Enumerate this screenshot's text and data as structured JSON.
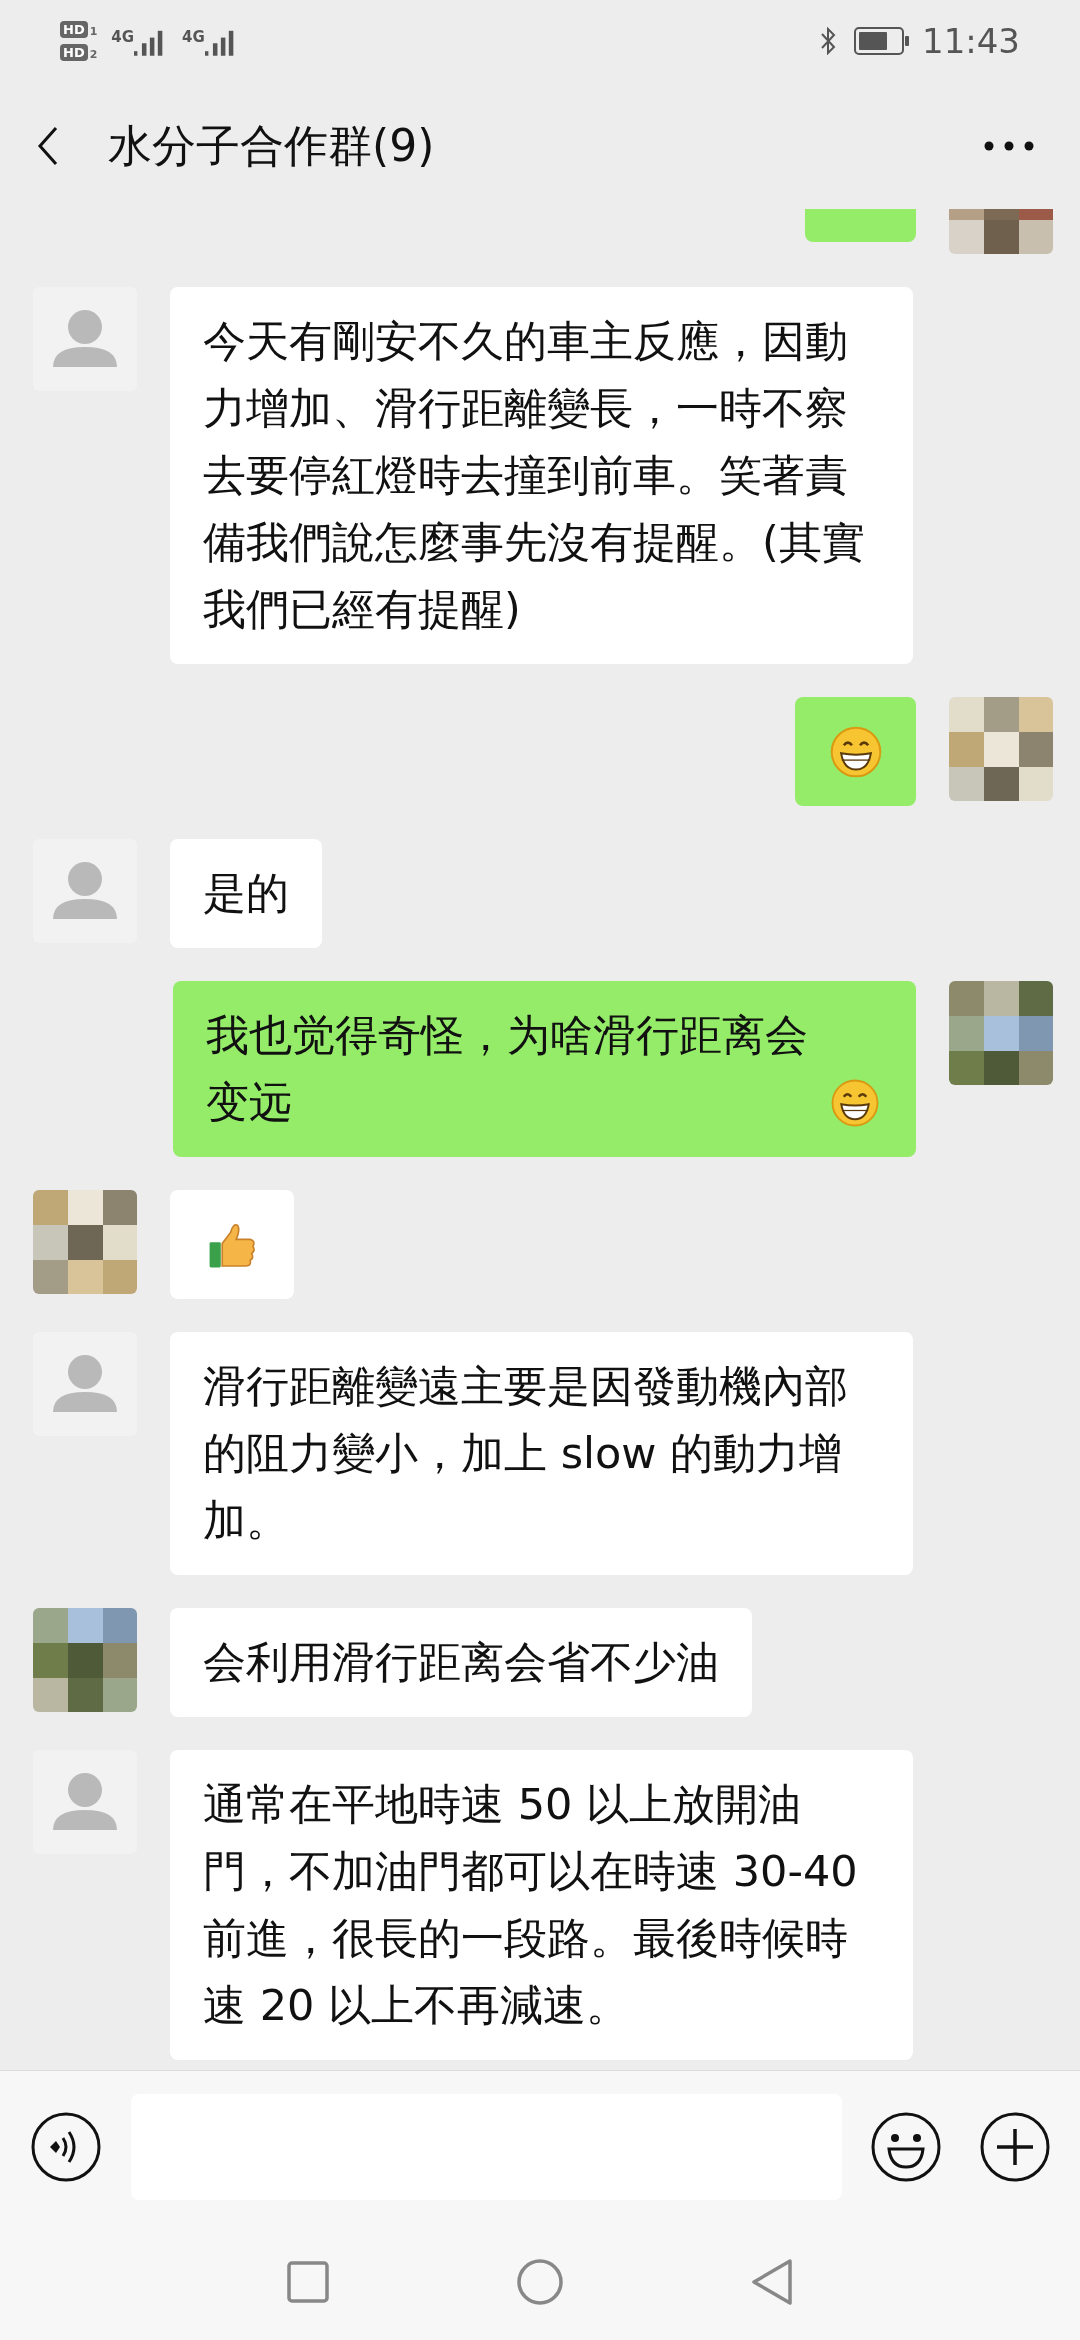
{
  "status_bar": {
    "sims": [
      {
        "label": "HD",
        "slot": "1"
      },
      {
        "label": "HD",
        "slot": "2"
      }
    ],
    "networks": [
      "4G",
      "4G"
    ],
    "time": "11:43"
  },
  "header": {
    "title": "水分子合作群(9)"
  },
  "messages": [
    {
      "outgoing": true,
      "avatar_photo": true,
      "kind": "partial"
    },
    {
      "outgoing": false,
      "avatar_photo": false,
      "kind": "text",
      "text": "今天有剛安不久的車主反應，因動力增加、滑行距離變長，一時不察去要停紅燈時去撞到前車。笑著責備我們說怎麼事先沒有提醒。(其實我們已經有提醒)"
    },
    {
      "outgoing": true,
      "avatar_photo": true,
      "kind": "grin"
    },
    {
      "outgoing": false,
      "avatar_photo": false,
      "kind": "text",
      "text": "是的"
    },
    {
      "outgoing": true,
      "avatar_photo": true,
      "kind": "text-grin",
      "text": "我也觉得奇怪，为啥滑行距离会变远"
    },
    {
      "outgoing": false,
      "avatar_photo": true,
      "kind": "thumbs"
    },
    {
      "outgoing": false,
      "avatar_photo": false,
      "kind": "text",
      "text": "滑行距離變遠主要是因發動機內部的阻力變小，加上 slow 的動力增加。"
    },
    {
      "outgoing": false,
      "avatar_photo": true,
      "kind": "text",
      "text": "会利用滑行距离会省不少油"
    },
    {
      "outgoing": false,
      "avatar_photo": false,
      "kind": "text",
      "text": "通常在平地時速 50 以上放開油門，不加油門都可以在時速 30-40 前進，很長的一段路。最後時候時速 20 以上不再減速。"
    }
  ]
}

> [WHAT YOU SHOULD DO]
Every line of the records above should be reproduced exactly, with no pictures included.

> [ANSWER TO THE EXERCISE]
Enumerate this screenshot's text and data as structured JSON.
{
  "status_bar": {
    "sims": [
      {
        "label": "HD",
        "slot": "1"
      },
      {
        "label": "HD",
        "slot": "2"
      }
    ],
    "networks": [
      "4G",
      "4G"
    ],
    "time": "11:43"
  },
  "header": {
    "title": "水分子合作群(9)"
  },
  "messages": [
    {
      "outgoing": true,
      "avatar_photo": true,
      "kind": "partial"
    },
    {
      "outgoing": false,
      "avatar_photo": false,
      "kind": "text",
      "text": "今天有剛安不久的車主反應，因動力增加、滑行距離變長，一時不察去要停紅燈時去撞到前車。笑著責備我們說怎麼事先沒有提醒。(其實我們已經有提醒)"
    },
    {
      "outgoing": true,
      "avatar_photo": true,
      "kind": "grin"
    },
    {
      "outgoing": false,
      "avatar_photo": false,
      "kind": "text",
      "text": "是的"
    },
    {
      "outgoing": true,
      "avatar_photo": true,
      "kind": "text-grin",
      "text": "我也觉得奇怪，为啥滑行距离会变远"
    },
    {
      "outgoing": false,
      "avatar_photo": true,
      "kind": "thumbs"
    },
    {
      "outgoing": false,
      "avatar_photo": false,
      "kind": "text",
      "text": "滑行距離變遠主要是因發動機內部的阻力變小，加上 slow 的動力增加。"
    },
    {
      "outgoing": false,
      "avatar_photo": true,
      "kind": "text",
      "text": "会利用滑行距离会省不少油"
    },
    {
      "outgoing": false,
      "avatar_photo": false,
      "kind": "text",
      "text": "通常在平地時速 50 以上放開油門，不加油門都可以在時速 30-40 前進，很長的一段路。最後時候時速 20 以上不再減速。"
    }
  ]
}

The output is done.